Please read this carefully before using essential oils
This is by no means a comprehensive list of safety issues and you are strongly advised to seek the advice of either a qualified Essential Oils Therapist for Animals and/or human Aromatherapist before using essential oils on either yourself or your animals.
Never take oils internally unless under expert supervision. Keep oils away from the eyes and never use directly in the eyes, nose or mouth. Do not allow animals to touch open bottles with their muzzle.
Always dilute oils in a base oil, gel or carrier lotion before use. A dilution of 1-3% for humans, 1-3% for dogs and 3-5% for horses is considered normal. Cats will only accept oils in very dilute form if at all and do not respond well to Essential Oil Therapy although they seem to prefer hydrosols (floral waters) if they show a need. Lavender, German Chamomile, Yarrow and Tea Tree may be used undiluted on minor wounds with care and discression. However, some people find that Tea Tree is too strong and so this may need dilution in a gel base and it has been known to cause temporary paralysis in dogs so should be used with extreme caution if at all. Do not use an oily base for burns as this can retain heat and make the burn worse. Gels are the best base, or use a cold water compress instead.
Keep oils in a cool dark place away from medicines, especially homeopathic remedies as the strong smell of the oils may render them ineffective. Most have a shelf life of up to 5 years but citrus oils such as lemon will begin to fade after 6 months. Keep well out of the reach of children and never allow children to play with the bottles.
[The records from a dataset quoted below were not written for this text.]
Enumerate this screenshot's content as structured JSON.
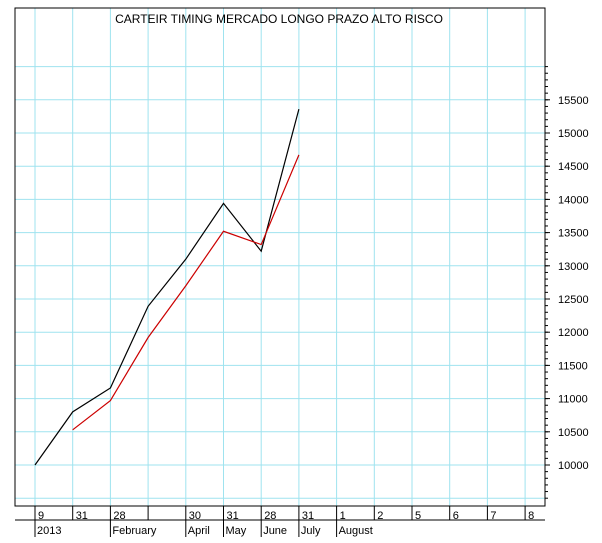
{
  "chart_data": {
    "type": "line",
    "title": "CARTEIR TIMING MERCADO LONGO PRAZO ALTO RISCO",
    "xlabel": "",
    "ylabel": "",
    "ylim": [
      9500,
      16000
    ],
    "grid": true,
    "y_ticks": [
      10000,
      10500,
      11000,
      11500,
      12000,
      12500,
      13000,
      13500,
      14000,
      14500,
      15000,
      15500
    ],
    "x_tick_labels": [
      "9",
      "31",
      "28",
      "",
      "30",
      "31",
      "28",
      "31",
      "1",
      "2",
      "5",
      "6",
      "7",
      "8"
    ],
    "x_period_labels": [
      {
        "tick": 0,
        "label": "2013"
      },
      {
        "tick": 2,
        "label": "February"
      },
      {
        "tick": 4,
        "label": "April"
      },
      {
        "tick": 5,
        "label": "May"
      },
      {
        "tick": 6,
        "label": "June"
      },
      {
        "tick": 7,
        "label": "July"
      },
      {
        "tick": 8,
        "label": "August"
      }
    ],
    "series": [
      {
        "color": "#000000",
        "points": [
          {
            "x": 0,
            "y": 10000
          },
          {
            "x": 1,
            "y": 10800
          },
          {
            "x": 2,
            "y": 11160
          },
          {
            "x": 3,
            "y": 12390
          },
          {
            "x": 4,
            "y": 13100
          },
          {
            "x": 5,
            "y": 13940
          },
          {
            "x": 6,
            "y": 13220
          },
          {
            "x": 7,
            "y": 15360
          }
        ]
      },
      {
        "color": "#cc0000",
        "points": [
          {
            "x": 1,
            "y": 10530
          },
          {
            "x": 2,
            "y": 10970
          },
          {
            "x": 3,
            "y": 11920
          },
          {
            "x": 4,
            "y": 12700
          },
          {
            "x": 5,
            "y": 13520
          },
          {
            "x": 6,
            "y": 13320
          },
          {
            "x": 7,
            "y": 14670
          }
        ]
      }
    ]
  }
}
Do not under any circumstances use essential oils if you are epileptic or pregnant, or on pregnant animals, babies and very young children without first consulting a qualified aromatherapist or Essential Oils Therapist for Animals. Toxic levels of some substances can build up very quickly in small bodies and so it is recommended that young animals and children under 12 are only treated after consultation with a professional.
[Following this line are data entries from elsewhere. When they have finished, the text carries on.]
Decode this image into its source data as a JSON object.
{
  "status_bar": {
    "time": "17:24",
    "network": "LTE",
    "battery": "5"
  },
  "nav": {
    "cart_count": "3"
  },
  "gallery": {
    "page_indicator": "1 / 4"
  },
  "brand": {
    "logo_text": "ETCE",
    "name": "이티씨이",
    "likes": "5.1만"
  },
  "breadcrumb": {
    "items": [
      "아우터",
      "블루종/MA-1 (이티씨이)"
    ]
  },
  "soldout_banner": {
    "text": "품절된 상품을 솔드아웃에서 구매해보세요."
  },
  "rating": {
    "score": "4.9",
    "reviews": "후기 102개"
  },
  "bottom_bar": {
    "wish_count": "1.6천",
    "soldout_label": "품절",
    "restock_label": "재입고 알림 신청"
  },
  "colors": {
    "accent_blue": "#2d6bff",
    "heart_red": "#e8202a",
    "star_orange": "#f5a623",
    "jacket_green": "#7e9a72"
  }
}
Never try to treat an animal for anything other than minor first aid incidents such as small, clean cuts, bruises or grazes without taking veterinary advice. The Veterinary surgeons act 1966 and Animal Welfare Act 2006 state that only a qualified veterinary surgeon may legally treat or prescribe for your animals. If an owner consults a non-vet and thereby fails to alleviate suffering for his or her animal, prosecution under the 1911 act is a possibility. It is your responsibility to consult a qualified vet if your animal shows any mental, behavioural or physical symptoms which may require diagnosis and medical attention and to inform your animals usual vet before trying any complementary therapies on your animal.
Do not use oils for longer than 2 weeks at a time without seeking professional advice.
Only apply oils in a gel base if the person or animal will be exposed to the sun as oil bases can cause burning. Only use FCF (furocoumarins/Bergapten free) Bergamot before exposure to the sun to avoid photosensitivity to the skin. Citrus oils such as lemon are also photosensitisers and should not be used within 12 hours of exposure to the sun so always check with a good reference book first.
Never force oils onto a person or animal even in the hope of doing good. Always respect their feelings and privacy and right to refuse help.